***** RAW DATA
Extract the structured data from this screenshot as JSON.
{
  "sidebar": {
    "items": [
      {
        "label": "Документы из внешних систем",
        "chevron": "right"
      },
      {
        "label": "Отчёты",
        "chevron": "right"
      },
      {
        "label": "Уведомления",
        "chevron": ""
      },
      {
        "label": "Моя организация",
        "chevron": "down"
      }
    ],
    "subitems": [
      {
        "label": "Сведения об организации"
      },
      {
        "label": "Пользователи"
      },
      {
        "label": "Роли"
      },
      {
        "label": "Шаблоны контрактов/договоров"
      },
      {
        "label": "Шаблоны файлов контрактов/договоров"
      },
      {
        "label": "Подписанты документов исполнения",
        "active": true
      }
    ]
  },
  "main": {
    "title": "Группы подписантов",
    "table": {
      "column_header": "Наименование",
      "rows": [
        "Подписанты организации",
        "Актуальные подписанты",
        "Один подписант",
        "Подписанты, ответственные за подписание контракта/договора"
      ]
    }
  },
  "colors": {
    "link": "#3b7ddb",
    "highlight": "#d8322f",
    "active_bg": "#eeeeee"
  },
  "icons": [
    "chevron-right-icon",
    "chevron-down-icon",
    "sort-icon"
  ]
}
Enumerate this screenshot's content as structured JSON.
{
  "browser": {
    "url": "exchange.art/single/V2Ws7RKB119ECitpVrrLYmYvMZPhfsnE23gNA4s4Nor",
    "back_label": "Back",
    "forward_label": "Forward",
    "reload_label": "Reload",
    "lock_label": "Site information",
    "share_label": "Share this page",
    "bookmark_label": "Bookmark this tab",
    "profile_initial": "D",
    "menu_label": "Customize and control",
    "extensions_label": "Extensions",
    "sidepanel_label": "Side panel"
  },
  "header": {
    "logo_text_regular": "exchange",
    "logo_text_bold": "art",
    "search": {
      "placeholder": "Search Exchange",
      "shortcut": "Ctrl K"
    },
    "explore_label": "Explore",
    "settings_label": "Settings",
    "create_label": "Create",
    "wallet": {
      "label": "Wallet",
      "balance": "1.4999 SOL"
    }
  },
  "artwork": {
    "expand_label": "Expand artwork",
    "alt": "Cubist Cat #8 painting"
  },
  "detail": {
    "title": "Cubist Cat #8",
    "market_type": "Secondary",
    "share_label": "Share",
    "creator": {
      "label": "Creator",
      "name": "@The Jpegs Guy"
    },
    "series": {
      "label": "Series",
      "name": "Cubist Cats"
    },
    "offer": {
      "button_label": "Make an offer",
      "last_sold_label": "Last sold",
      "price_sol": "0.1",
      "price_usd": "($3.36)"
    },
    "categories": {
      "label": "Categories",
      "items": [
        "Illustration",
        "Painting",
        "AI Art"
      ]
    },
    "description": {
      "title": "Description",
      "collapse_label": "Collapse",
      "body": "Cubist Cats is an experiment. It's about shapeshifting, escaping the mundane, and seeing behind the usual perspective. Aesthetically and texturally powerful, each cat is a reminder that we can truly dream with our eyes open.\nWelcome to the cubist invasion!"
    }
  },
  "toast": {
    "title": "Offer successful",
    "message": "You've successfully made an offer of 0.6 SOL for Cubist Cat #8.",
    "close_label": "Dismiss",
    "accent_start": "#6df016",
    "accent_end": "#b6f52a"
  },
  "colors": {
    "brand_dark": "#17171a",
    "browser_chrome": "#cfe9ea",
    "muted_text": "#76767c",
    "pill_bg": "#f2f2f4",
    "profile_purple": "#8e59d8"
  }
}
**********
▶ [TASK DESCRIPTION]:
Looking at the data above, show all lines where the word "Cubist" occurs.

▶ [PROBLEM SOLUTION]:
    "alt": "Cubist Cat #8 painting"
    "title": "Cubist Cat #8",
      "name": "Cubist Cats"
      "body": "Cubist Cats is an experiment. It's about shapeshifting, escaping the mundane, and seeing behind the usual perspective. Aesthetically and texturally powerful, each cat is a reminder that we can truly dream with our eyes open.\nWelcome to the cubist invasion!"
    "message": "You've successfully made an offer of 0.6 SOL for Cubist Cat #8.",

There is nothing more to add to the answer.